One of the album’s first singles, “Reason to Run,” embodies a stroll through a park induced with a haze, making time pass even slower than usual. The beat lags ever-so-slightly giving a lethargic feel with fuzz bass and slowly progressing guitars that eventually pick up. “States of Confusion” sounds like a nice breeze with wide strums and feels like falling leaves with lyrics of “everything is moving through states of confusion.” It speaks of how the world is in a constant state of flux and how it is necessary to accept all the changes in order to flourish, an everyday for New Yorkers. Whereas, “Hammock” speaks largely to the sentiment of a generation that is dominated by an overarching fear of being alone: “I spent hours on my phone/ why does it feel strange to be alone.” The tracks deal with familiar sentiments drenched in comforting tones.

High In Place drops September 30th via Captured Tracks. The album easily fits into late summer days that trickle into a warm fall daze.
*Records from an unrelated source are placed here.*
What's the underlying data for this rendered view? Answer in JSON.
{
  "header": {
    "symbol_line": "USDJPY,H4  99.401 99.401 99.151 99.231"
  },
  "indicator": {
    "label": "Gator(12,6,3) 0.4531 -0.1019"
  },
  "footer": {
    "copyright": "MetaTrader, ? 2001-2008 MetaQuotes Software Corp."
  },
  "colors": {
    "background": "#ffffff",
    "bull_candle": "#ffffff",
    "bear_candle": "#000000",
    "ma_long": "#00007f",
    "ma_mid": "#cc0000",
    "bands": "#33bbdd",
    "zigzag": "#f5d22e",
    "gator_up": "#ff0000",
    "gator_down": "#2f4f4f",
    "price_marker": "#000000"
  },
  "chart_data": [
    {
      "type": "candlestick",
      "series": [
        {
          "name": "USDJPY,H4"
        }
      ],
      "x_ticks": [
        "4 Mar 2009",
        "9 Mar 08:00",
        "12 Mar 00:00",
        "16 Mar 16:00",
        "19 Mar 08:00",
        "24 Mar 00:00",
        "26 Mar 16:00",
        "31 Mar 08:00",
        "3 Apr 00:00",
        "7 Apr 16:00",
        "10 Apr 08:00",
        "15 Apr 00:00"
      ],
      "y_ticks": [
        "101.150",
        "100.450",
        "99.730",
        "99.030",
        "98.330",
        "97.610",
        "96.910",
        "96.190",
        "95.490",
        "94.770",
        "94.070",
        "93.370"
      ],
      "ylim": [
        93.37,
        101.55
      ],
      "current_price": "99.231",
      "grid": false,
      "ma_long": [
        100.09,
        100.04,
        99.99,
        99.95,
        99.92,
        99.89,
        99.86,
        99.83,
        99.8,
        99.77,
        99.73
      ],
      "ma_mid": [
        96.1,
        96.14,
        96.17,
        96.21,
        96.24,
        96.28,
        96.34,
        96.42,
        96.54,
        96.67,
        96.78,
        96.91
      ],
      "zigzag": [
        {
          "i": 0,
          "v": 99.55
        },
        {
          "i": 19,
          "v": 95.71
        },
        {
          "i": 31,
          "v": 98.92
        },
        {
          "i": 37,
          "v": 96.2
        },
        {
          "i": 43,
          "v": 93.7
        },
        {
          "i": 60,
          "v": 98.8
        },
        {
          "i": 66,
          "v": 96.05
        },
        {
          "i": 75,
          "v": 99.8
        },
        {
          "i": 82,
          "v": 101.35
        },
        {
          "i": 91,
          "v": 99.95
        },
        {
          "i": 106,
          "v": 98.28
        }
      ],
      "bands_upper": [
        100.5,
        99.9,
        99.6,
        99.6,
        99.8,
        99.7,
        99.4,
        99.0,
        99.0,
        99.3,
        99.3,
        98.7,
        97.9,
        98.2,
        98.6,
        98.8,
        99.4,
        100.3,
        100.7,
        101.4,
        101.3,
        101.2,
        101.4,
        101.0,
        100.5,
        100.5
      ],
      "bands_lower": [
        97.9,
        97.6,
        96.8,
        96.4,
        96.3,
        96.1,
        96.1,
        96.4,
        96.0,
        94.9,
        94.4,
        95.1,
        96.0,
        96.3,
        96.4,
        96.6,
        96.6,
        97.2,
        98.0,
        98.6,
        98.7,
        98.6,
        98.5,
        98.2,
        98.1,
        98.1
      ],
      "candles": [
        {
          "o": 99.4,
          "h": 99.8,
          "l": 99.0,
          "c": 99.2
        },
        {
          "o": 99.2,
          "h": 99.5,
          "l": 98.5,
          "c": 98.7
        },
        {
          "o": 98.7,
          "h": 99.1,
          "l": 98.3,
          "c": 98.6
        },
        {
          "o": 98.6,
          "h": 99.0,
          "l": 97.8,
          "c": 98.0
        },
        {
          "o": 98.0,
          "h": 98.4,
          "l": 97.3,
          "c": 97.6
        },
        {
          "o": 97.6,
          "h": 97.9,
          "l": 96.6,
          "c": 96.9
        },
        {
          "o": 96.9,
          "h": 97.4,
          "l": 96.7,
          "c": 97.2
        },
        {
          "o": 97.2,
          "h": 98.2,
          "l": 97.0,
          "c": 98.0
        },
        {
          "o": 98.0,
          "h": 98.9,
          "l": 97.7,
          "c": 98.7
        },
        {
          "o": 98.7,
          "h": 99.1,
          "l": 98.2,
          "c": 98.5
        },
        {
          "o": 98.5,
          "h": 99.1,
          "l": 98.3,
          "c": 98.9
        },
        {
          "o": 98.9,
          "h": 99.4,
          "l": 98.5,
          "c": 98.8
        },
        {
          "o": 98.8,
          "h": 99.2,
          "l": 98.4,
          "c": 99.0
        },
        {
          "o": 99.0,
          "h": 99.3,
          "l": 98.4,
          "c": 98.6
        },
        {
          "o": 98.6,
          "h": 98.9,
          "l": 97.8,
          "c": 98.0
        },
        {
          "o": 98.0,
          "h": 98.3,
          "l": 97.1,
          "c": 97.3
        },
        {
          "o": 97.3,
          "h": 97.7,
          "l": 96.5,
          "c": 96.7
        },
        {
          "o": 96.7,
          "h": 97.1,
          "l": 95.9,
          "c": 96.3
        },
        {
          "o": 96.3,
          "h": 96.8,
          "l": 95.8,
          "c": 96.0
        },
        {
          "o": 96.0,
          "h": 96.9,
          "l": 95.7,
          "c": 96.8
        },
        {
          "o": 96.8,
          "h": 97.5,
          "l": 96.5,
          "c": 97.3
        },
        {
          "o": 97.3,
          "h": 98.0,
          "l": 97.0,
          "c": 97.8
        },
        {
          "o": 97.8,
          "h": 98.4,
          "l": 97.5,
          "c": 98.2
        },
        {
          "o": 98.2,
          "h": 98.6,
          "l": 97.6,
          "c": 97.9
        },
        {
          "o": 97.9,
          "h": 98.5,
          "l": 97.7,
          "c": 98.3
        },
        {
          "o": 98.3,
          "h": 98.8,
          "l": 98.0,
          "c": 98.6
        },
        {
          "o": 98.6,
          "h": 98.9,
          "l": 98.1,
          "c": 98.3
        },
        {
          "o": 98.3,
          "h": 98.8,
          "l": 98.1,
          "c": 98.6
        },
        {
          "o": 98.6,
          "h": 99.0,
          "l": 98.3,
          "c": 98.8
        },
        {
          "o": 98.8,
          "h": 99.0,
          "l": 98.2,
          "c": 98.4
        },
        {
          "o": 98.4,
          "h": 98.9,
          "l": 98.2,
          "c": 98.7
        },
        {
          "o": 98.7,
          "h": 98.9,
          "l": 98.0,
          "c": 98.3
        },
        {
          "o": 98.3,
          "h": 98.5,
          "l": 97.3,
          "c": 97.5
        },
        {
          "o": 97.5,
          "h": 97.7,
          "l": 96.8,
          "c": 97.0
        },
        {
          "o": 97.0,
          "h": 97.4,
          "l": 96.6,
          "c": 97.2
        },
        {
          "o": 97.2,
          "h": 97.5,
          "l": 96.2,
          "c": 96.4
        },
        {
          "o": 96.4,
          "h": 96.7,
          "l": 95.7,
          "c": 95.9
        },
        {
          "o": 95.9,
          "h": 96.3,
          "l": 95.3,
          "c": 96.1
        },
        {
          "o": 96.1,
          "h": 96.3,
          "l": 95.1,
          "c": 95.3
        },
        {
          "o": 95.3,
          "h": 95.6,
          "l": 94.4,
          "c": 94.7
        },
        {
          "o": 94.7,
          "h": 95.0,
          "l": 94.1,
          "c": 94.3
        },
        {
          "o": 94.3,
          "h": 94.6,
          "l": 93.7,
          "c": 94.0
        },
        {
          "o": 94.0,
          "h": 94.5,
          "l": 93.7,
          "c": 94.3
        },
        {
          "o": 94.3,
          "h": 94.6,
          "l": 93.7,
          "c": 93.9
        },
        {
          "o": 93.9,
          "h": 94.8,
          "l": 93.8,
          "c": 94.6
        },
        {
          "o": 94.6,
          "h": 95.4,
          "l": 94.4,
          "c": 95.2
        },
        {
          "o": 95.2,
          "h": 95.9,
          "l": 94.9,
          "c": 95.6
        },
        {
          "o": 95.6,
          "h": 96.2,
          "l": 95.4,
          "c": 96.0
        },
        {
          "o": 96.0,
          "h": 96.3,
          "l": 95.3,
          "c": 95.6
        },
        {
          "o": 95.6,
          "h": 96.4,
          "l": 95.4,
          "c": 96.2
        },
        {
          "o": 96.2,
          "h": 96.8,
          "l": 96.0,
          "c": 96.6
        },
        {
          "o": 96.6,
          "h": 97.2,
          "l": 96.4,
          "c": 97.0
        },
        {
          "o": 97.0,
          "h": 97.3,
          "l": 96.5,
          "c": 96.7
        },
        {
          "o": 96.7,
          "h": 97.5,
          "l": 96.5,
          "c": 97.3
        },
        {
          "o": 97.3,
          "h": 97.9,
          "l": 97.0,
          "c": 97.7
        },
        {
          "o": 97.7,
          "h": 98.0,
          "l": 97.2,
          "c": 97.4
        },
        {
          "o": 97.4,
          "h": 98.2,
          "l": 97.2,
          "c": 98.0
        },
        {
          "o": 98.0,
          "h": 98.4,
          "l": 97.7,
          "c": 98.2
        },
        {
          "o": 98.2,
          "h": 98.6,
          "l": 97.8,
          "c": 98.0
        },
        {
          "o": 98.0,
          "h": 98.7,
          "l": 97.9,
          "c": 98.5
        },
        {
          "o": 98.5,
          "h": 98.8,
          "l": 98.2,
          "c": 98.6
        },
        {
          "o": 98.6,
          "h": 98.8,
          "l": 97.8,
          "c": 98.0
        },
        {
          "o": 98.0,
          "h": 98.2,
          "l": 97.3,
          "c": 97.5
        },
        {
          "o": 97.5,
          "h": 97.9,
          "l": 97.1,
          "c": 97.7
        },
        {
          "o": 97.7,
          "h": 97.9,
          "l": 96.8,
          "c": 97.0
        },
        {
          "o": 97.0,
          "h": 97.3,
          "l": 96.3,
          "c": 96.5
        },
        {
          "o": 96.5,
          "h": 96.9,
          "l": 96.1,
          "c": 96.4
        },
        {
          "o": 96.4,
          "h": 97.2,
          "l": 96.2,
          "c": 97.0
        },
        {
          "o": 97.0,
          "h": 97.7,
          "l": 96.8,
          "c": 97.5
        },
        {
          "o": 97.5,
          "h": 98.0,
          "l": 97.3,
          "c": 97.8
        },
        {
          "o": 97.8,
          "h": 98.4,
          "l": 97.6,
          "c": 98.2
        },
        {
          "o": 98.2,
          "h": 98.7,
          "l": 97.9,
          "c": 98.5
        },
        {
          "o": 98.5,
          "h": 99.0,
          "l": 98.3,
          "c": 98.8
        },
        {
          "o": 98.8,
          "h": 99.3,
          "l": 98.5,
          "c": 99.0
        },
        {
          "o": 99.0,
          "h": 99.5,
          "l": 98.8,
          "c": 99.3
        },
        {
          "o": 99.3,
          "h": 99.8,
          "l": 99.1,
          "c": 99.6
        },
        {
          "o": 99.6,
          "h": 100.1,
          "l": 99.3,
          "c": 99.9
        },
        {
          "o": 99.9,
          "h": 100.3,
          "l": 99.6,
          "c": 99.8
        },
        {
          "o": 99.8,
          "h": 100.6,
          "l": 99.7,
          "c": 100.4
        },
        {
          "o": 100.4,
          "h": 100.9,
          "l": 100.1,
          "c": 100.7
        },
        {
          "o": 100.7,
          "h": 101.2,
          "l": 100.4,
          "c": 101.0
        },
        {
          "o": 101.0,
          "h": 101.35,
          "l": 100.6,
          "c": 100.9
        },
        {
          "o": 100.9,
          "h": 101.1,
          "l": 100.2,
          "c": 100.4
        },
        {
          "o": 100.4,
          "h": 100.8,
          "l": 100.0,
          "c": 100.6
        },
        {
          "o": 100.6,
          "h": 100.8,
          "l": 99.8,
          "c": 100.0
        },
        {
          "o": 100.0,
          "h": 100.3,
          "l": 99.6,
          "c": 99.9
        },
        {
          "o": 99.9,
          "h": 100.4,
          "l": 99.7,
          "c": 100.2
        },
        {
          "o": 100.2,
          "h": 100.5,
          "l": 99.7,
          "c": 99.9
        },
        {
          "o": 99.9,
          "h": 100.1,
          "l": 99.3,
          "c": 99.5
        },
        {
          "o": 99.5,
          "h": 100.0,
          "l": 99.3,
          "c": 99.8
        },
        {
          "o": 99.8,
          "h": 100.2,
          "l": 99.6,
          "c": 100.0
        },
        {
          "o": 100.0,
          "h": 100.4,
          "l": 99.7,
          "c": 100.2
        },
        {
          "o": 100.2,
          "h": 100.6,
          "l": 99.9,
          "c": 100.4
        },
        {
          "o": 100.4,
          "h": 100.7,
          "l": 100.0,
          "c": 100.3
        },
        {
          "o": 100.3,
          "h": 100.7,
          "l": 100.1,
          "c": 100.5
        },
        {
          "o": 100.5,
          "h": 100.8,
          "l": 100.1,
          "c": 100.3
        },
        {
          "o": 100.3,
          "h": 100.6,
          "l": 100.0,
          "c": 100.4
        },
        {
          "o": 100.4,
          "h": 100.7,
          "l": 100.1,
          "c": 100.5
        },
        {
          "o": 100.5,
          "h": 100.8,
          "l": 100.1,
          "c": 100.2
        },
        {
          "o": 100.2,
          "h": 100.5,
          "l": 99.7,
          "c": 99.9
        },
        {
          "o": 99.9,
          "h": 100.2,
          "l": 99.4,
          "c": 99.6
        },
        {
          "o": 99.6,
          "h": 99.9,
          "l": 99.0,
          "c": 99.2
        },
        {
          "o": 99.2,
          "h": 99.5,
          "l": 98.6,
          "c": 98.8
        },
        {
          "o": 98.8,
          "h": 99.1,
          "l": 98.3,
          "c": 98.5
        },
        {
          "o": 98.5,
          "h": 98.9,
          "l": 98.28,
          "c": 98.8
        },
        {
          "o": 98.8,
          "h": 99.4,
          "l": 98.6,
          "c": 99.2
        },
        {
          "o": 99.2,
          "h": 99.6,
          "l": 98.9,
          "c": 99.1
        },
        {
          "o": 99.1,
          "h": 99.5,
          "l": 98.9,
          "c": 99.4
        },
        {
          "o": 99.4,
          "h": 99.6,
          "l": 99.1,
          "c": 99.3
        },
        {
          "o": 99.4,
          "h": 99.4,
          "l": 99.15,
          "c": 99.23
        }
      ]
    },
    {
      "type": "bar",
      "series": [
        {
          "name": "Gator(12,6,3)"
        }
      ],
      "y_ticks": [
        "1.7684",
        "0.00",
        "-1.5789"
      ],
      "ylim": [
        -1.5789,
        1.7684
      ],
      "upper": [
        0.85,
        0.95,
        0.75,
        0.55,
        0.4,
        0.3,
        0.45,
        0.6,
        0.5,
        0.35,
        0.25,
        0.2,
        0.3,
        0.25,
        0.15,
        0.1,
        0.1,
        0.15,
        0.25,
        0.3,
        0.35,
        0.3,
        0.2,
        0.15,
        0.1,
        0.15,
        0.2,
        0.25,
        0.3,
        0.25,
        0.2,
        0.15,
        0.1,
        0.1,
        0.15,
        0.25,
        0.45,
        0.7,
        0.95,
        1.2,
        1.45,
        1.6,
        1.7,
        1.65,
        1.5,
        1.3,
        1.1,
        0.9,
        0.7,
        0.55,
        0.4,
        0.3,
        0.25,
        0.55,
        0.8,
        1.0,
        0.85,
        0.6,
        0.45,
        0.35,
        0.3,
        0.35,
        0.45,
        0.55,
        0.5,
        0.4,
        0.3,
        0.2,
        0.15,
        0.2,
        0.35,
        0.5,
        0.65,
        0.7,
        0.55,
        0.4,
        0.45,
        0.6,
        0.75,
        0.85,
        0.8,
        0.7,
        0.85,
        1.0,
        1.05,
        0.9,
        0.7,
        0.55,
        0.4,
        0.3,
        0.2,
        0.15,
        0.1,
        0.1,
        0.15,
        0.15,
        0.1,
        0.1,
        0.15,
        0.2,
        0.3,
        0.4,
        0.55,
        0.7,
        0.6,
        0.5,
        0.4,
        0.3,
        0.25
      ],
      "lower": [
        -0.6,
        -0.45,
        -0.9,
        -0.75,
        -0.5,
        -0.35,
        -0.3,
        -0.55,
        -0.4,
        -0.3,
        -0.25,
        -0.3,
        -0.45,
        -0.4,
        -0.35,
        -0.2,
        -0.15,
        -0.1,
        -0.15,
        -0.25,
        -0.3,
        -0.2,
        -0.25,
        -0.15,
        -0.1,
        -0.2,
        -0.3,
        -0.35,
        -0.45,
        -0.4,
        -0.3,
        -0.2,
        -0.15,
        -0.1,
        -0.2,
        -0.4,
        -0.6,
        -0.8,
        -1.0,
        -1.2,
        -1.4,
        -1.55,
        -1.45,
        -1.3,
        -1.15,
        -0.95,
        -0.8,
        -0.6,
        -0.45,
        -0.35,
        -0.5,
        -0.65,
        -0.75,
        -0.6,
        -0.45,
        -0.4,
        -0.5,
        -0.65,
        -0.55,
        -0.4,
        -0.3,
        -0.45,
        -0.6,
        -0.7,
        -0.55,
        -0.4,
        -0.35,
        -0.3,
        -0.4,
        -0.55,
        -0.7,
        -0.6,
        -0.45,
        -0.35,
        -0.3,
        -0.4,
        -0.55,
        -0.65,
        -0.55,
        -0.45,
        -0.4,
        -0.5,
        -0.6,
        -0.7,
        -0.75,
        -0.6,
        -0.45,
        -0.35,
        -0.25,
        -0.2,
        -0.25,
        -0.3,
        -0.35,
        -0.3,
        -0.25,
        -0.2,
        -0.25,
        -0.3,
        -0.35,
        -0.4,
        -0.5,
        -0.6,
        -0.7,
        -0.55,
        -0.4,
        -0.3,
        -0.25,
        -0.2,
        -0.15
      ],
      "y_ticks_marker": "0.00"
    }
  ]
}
It has an unquestionably golden glow surrounding it, keeping you centered and comfortably away from the noise of the city.

Listen to “Reason to Run” here:

Words by Misha Sesar